'Friends' Reruns Raise Alarms About a Health Issue Scientific American

A new study turned up a health concern in the reruns of the long-running NBC comedy hit “Friends.” Scientific American reports that a researcher from Marquette University is sounding alarms about the amount of caffeine the characters ingest on the show.

"No TV show exemplified our love of coffee more than ‘Friends.’ An appreciable percentage of the show took place in a coffee shop, and it introduced us to the monstrous 20 oz. mug," writes Kyle Hill, the researcher.

Assuming each character drank two 20-ounce coffees in each episode, Hill writes, "The whole gang downed, in total, 445 gallons of coffee. You could brew that amount of coffee in five large water heaters. These six friends could start a small coffee importing company."

He continues: "If you distributed all the caffeine the friends ingested over the decade at Central Perk, it would be enough of the drug to send almost 300 people to the hospital -- if not outright kill them.
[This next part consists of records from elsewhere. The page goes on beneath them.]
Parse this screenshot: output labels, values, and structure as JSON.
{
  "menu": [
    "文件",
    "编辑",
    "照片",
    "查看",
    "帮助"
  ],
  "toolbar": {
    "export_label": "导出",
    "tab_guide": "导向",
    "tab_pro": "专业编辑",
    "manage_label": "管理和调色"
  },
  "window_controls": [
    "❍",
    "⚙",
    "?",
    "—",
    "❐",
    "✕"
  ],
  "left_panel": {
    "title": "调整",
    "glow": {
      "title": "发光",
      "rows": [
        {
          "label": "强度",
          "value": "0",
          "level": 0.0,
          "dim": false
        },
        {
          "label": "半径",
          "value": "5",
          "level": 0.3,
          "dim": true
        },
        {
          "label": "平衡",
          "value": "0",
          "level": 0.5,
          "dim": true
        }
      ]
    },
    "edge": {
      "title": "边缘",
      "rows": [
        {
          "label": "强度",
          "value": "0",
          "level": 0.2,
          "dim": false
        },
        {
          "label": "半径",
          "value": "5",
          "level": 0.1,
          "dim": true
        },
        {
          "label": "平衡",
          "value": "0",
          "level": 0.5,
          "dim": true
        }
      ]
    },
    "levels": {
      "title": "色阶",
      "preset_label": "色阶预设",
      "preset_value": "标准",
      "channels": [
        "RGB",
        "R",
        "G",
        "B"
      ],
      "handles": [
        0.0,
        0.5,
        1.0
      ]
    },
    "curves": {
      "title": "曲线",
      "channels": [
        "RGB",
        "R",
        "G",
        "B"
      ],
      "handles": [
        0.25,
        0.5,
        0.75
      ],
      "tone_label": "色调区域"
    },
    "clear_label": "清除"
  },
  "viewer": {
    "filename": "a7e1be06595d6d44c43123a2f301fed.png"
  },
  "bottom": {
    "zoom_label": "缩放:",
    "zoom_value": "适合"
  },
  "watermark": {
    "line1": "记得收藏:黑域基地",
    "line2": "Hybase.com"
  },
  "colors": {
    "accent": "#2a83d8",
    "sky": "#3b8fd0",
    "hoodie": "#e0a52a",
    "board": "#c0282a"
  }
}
"Of course, each episode of Friends represents a small portion of the characters’ days (sometimes longer). So what if we are only joining the gang once a week? If each episode represented a week of time, on average, then these java junkies downed nearly 3,100 gallons of coffee -- enough to fill over half a freight container. This amount of joe could send over 1,900 people to the hospital," he notes.

The conclusion? Don't drink as much coffee as the characters on "Friends."